_Task objective_.
An exact copy of each line below is needed, with no images in it.

== Provided records ==

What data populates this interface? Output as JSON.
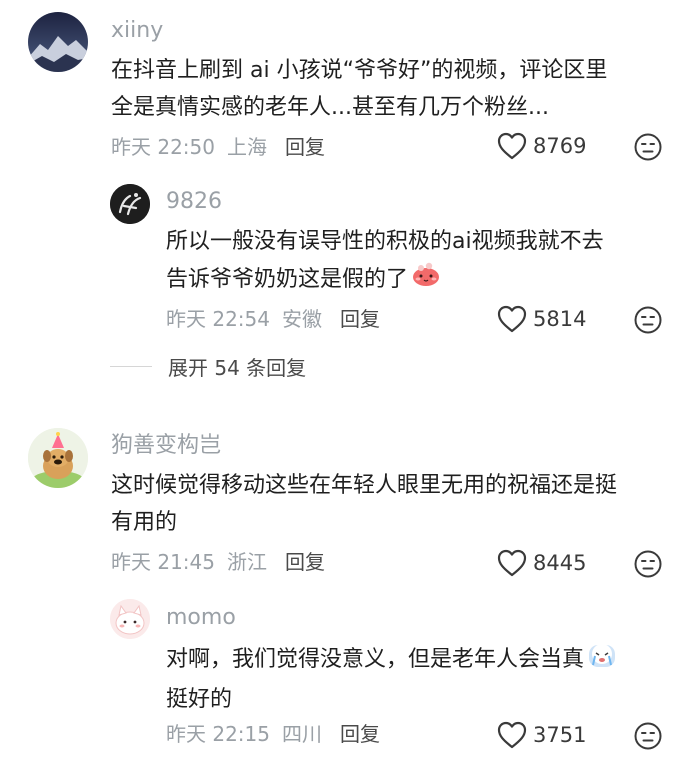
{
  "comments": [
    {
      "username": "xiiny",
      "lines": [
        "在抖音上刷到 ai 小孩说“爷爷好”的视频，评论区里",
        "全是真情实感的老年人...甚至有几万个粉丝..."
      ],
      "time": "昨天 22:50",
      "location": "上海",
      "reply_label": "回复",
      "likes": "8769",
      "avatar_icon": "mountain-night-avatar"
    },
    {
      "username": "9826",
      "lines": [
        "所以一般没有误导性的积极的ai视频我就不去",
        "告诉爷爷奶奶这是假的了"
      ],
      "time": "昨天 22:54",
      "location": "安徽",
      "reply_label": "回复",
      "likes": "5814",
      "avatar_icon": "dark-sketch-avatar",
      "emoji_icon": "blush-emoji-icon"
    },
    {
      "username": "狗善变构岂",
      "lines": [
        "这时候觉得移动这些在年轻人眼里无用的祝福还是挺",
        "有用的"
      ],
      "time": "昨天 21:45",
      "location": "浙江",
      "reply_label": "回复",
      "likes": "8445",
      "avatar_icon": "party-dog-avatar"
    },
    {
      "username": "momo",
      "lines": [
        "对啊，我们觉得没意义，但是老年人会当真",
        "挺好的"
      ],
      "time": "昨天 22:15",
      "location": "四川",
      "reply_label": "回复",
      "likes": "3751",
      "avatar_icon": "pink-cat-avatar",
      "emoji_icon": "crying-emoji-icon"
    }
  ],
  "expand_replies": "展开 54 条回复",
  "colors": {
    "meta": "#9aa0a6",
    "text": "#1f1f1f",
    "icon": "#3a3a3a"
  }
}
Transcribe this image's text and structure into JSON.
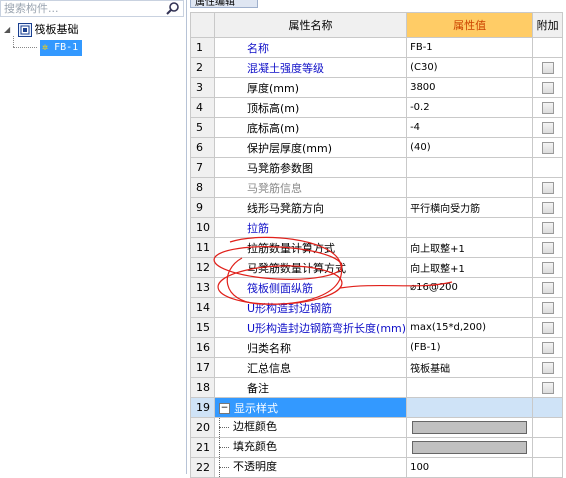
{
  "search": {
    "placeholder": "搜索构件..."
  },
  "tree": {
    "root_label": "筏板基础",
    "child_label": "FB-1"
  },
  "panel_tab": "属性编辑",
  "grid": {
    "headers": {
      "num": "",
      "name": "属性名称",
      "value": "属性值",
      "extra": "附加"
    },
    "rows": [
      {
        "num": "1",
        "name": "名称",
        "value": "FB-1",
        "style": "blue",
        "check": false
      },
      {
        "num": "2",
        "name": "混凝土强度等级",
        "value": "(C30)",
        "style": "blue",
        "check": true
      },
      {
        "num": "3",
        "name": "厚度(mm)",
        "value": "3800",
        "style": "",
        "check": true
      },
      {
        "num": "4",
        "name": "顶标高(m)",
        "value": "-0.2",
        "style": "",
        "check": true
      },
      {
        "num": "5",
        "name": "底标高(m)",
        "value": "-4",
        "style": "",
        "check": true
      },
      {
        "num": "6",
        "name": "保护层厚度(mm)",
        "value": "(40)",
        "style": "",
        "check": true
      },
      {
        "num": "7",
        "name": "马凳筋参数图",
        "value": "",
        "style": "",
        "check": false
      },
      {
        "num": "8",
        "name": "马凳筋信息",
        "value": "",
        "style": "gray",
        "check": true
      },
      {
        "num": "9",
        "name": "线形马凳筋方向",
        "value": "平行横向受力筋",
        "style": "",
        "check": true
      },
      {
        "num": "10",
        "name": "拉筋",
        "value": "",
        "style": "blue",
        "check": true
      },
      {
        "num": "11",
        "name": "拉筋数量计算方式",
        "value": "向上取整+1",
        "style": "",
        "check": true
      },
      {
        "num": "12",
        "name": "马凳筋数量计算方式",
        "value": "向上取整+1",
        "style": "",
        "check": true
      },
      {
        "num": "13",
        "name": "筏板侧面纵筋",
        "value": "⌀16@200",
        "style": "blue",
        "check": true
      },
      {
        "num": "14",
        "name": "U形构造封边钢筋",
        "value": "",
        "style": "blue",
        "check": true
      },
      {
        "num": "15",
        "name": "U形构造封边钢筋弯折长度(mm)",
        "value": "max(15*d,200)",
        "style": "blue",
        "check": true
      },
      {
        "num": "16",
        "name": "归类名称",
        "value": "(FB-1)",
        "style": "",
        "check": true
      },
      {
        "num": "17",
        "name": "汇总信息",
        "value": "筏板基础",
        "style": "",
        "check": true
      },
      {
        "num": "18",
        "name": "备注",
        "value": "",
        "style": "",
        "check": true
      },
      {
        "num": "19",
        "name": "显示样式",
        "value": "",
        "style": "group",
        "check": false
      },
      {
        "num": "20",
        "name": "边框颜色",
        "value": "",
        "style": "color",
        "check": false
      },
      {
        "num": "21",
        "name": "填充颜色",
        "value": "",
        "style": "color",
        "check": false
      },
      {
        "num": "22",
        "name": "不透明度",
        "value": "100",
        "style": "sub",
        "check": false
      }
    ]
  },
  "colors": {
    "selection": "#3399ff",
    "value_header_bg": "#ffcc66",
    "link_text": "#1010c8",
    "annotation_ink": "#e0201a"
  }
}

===

_Solution_.
What data populates this interface? Output as JSON.
{
  "comments": [
    {
      "username": "xiiny",
      "lines": [
        "在抖音上刷到 ai 小孩说“爷爷好”的视频，评论区里",
        "全是真情实感的老年人...甚至有几万个粉丝..."
      ],
      "time": "昨天 22:50",
      "location": "上海",
      "reply_label": "回复",
      "likes": "8769",
      "avatar_icon": "mountain-night-avatar"
    },
    {
      "username": "9826",
      "lines": [
        "所以一般没有误导性的积极的ai视频我就不去",
        "告诉爷爷奶奶这是假的了"
      ],
      "time": "昨天 22:54",
      "location": "安徽",
      "reply_label": "回复",
      "likes": "5814",
      "avatar_icon": "dark-sketch-avatar",
      "emoji_icon": "blush-emoji-icon"
    },
    {
      "username": "狗善变构岂",
      "lines": [
        "这时候觉得移动这些在年轻人眼里无用的祝福还是挺",
        "有用的"
      ],
      "time": "昨天 21:45",
      "location": "浙江",
      "reply_label": "回复",
      "likes": "8445",
      "avatar_icon": "party-dog-avatar"
    },
    {
      "username": "momo",
      "lines": [
        "对啊，我们觉得没意义，但是老年人会当真",
        "挺好的"
      ],
      "time": "昨天 22:15",
      "location": "四川",
      "reply_label": "回复",
      "likes": "3751",
      "avatar_icon": "pink-cat-avatar",
      "emoji_icon": "crying-emoji-icon"
    }
  ],
  "expand_replies": "展开 54 条回复",
  "colors": {
    "meta": "#9aa0a6",
    "text": "#1f1f1f",
    "icon": "#3a3a3a"
  }
}
Transcribe this image's text and structure into JSON.
{
  "search": {
    "placeholder": "搜索构件..."
  },
  "tree": {
    "root_label": "筏板基础",
    "child_label": "FB-1"
  },
  "panel_tab": "属性编辑",
  "grid": {
    "headers": {
      "num": "",
      "name": "属性名称",
      "value": "属性值",
      "extra": "附加"
    },
    "rows": [
      {
        "num": "1",
        "name": "名称",
        "value": "FB-1",
        "style": "blue",
        "check": false
      },
      {
        "num": "2",
        "name": "混凝土强度等级",
        "value": "(C30)",
        "style": "blue",
        "check": true
      },
      {
        "num": "3",
        "name": "厚度(mm)",
        "value": "3800",
        "style": "",
        "check": true
      },
      {
        "num": "4",
        "name": "顶标高(m)",
        "value": "-0.2",
        "style": "",
        "check": true
      },
      {
        "num": "5",
        "name": "底标高(m)",
        "value": "-4",
        "style": "",
        "check": true
      },
      {
        "num": "6",
        "name": "保护层厚度(mm)",
        "value": "(40)",
        "style": "",
        "check": true
      },
      {
        "num": "7",
        "name": "马凳筋参数图",
        "value": "",
        "style": "",
        "check": false
      },
      {
        "num": "8",
        "name": "马凳筋信息",
        "value": "",
        "style": "gray",
        "check": true
      },
      {
        "num": "9",
        "name": "线形马凳筋方向",
        "value": "平行横向受力筋",
        "style": "",
        "check": true
      },
      {
        "num": "10",
        "name": "拉筋",
        "value": "",
        "style": "blue",
        "check": true
      },
      {
        "num": "11",
        "name": "拉筋数量计算方式",
        "value": "向上取整+1",
        "style": "",
        "check": true
      },
      {
        "num": "12",
        "name": "马凳筋数量计算方式",
        "value": "向上取整+1",
        "style": "",
        "check": true
      },
      {
        "num": "13",
        "name": "筏板侧面纵筋",
        "value": "⌀16@200",
        "style": "blue",
        "check": true
      },
      {
        "num": "14",
        "name": "U形构造封边钢筋",
        "value": "",
        "style": "blue",
        "check": true
      },
      {
        "num": "15",
        "name": "U形构造封边钢筋弯折长度(mm)",
        "value": "max(15*d,200)",
        "style": "blue",
        "check": true
      },
      {
        "num": "16",
        "name": "归类名称",
        "value": "(FB-1)",
        "style": "",
        "check": true
      },
      {
        "num": "17",
        "name": "汇总信息",
        "value": "筏板基础",
        "style": "",
        "check": true
      },
      {
        "num": "18",
        "name": "备注",
        "value": "",
        "style": "",
        "check": true
      },
      {
        "num": "19",
        "name": "显示样式",
        "value": "",
        "style": "group",
        "check": false
      },
      {
        "num": "20",
        "name": "边框颜色",
        "value": "",
        "style": "color",
        "check": false
      },
      {
        "num": "21",
        "name": "填充颜色",
        "value": "",
        "style": "color",
        "check": false
      },
      {
        "num": "22",
        "name": "不透明度",
        "value": "100",
        "style": "sub",
        "check": false
      }
    ]
  },
  "colors": {
    "selection": "#3399ff",
    "value_header_bg": "#ffcc66",
    "link_text": "#1010c8",
    "annotation_ink": "#e0201a"
  }
}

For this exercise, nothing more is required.